===== Data listing

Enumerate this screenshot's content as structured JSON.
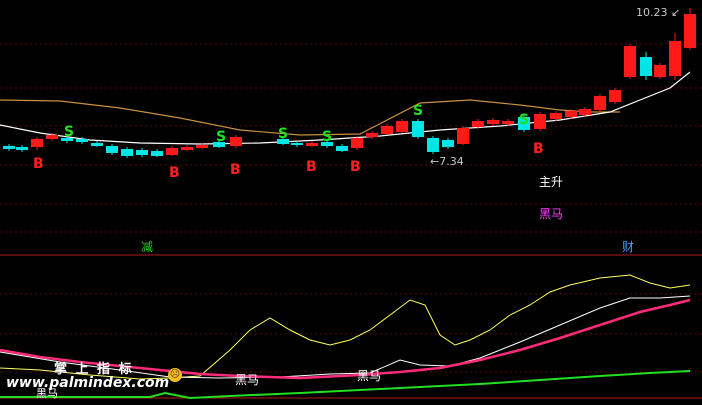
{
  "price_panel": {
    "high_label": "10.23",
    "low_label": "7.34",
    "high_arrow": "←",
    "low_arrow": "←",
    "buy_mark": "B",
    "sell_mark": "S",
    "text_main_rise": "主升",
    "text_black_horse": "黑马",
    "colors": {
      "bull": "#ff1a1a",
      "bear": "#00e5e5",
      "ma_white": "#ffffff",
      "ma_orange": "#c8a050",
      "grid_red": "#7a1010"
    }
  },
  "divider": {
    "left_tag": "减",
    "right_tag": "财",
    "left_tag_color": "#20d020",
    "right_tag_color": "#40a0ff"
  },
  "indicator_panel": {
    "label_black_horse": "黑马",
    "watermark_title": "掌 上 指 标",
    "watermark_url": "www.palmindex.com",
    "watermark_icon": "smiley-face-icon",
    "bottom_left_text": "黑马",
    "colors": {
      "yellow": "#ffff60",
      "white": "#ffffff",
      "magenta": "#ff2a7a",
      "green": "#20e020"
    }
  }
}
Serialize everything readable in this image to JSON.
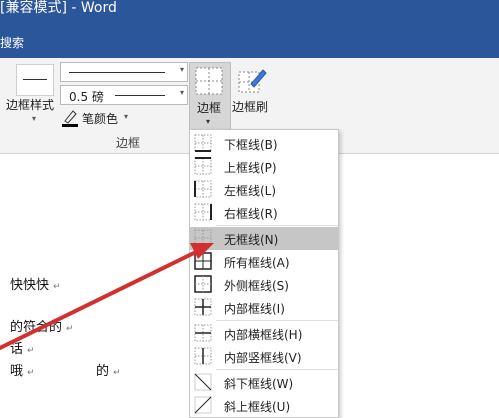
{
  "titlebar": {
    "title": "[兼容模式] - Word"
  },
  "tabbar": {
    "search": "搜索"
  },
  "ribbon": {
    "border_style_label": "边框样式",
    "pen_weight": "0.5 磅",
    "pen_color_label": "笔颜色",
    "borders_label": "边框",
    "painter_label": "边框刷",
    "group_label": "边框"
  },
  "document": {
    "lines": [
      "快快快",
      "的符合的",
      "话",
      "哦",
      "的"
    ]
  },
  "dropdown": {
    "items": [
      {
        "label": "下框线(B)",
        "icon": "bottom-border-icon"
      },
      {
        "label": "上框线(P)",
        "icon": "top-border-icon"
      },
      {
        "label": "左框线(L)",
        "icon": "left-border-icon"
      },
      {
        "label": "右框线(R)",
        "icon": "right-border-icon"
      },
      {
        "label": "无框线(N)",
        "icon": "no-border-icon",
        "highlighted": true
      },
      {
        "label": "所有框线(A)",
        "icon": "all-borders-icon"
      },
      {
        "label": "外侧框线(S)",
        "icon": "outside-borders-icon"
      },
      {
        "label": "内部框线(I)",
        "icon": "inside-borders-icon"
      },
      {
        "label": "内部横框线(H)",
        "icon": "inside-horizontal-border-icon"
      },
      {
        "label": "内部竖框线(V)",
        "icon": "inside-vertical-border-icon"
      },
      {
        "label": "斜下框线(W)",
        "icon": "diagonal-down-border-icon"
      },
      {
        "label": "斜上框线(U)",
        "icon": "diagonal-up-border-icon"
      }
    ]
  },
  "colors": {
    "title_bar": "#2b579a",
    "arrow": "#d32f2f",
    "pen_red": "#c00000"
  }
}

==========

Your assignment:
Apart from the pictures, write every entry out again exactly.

Solution to this problem:
Enumerate this screenshot's content as structured JSON.
{
  "price_panel": {
    "high_label": "10.23",
    "low_label": "7.34",
    "high_arrow": "←",
    "low_arrow": "←",
    "buy_mark": "B",
    "sell_mark": "S",
    "text_main_rise": "主升",
    "text_black_horse": "黑马",
    "colors": {
      "bull": "#ff1a1a",
      "bear": "#00e5e5",
      "ma_white": "#ffffff",
      "ma_orange": "#c8a050",
      "grid_red": "#7a1010"
    }
  },
  "divider": {
    "left_tag": "减",
    "right_tag": "财",
    "left_tag_color": "#20d020",
    "right_tag_color": "#40a0ff"
  },
  "indicator_panel": {
    "label_black_horse": "黑马",
    "watermark_title": "掌 上 指 标",
    "watermark_url": "www.palmindex.com",
    "watermark_icon": "smiley-face-icon",
    "bottom_left_text": "黑马",
    "colors": {
      "yellow": "#ffff60",
      "white": "#ffffff",
      "magenta": "#ff2a7a",
      "green": "#20e020"
    }
  }
}
Serialize everything readable in this image to JSON.
{
  "titlebar": {
    "title": "[兼容模式] - Word"
  },
  "tabbar": {
    "search": "搜索"
  },
  "ribbon": {
    "border_style_label": "边框样式",
    "pen_weight": "0.5 磅",
    "pen_color_label": "笔颜色",
    "borders_label": "边框",
    "painter_label": "边框刷",
    "group_label": "边框"
  },
  "document": {
    "lines": [
      "快快快",
      "的符合的",
      "话",
      "哦",
      "的"
    ]
  },
  "dropdown": {
    "items": [
      {
        "label": "下框线(B)",
        "icon": "bottom-border-icon"
      },
      {
        "label": "上框线(P)",
        "icon": "top-border-icon"
      },
      {
        "label": "左框线(L)",
        "icon": "left-border-icon"
      },
      {
        "label": "右框线(R)",
        "icon": "right-border-icon"
      },
      {
        "label": "无框线(N)",
        "icon": "no-border-icon",
        "highlighted": true
      },
      {
        "label": "所有框线(A)",
        "icon": "all-borders-icon"
      },
      {
        "label": "外侧框线(S)",
        "icon": "outside-borders-icon"
      },
      {
        "label": "内部框线(I)",
        "icon": "inside-borders-icon"
      },
      {
        "label": "内部横框线(H)",
        "icon": "inside-horizontal-border-icon"
      },
      {
        "label": "内部竖框线(V)",
        "icon": "inside-vertical-border-icon"
      },
      {
        "label": "斜下框线(W)",
        "icon": "diagonal-down-border-icon"
      },
      {
        "label": "斜上框线(U)",
        "icon": "diagonal-up-border-icon"
      }
    ]
  },
  "colors": {
    "title_bar": "#2b579a",
    "arrow": "#d32f2f",
    "pen_red": "#c00000"
  }
}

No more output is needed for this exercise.